[Website and app data records]:
>>>>
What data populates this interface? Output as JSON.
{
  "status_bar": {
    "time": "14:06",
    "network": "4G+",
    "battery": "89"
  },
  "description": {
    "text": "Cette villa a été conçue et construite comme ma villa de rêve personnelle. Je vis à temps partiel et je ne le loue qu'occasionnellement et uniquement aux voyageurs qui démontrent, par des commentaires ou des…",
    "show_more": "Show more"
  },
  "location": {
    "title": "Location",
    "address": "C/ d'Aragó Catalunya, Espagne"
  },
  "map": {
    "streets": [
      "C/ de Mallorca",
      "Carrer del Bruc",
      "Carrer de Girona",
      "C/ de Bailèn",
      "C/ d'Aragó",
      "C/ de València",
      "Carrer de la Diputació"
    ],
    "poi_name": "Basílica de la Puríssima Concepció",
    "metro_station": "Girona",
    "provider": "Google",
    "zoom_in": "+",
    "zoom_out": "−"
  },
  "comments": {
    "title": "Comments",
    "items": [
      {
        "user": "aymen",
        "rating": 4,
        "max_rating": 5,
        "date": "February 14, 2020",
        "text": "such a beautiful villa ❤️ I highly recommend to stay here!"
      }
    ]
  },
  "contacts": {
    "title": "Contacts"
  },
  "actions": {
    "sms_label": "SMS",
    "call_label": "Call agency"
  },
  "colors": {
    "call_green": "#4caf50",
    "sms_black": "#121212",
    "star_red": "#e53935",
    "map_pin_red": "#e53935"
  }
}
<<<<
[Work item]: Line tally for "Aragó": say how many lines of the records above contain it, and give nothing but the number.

[Written solution]: 2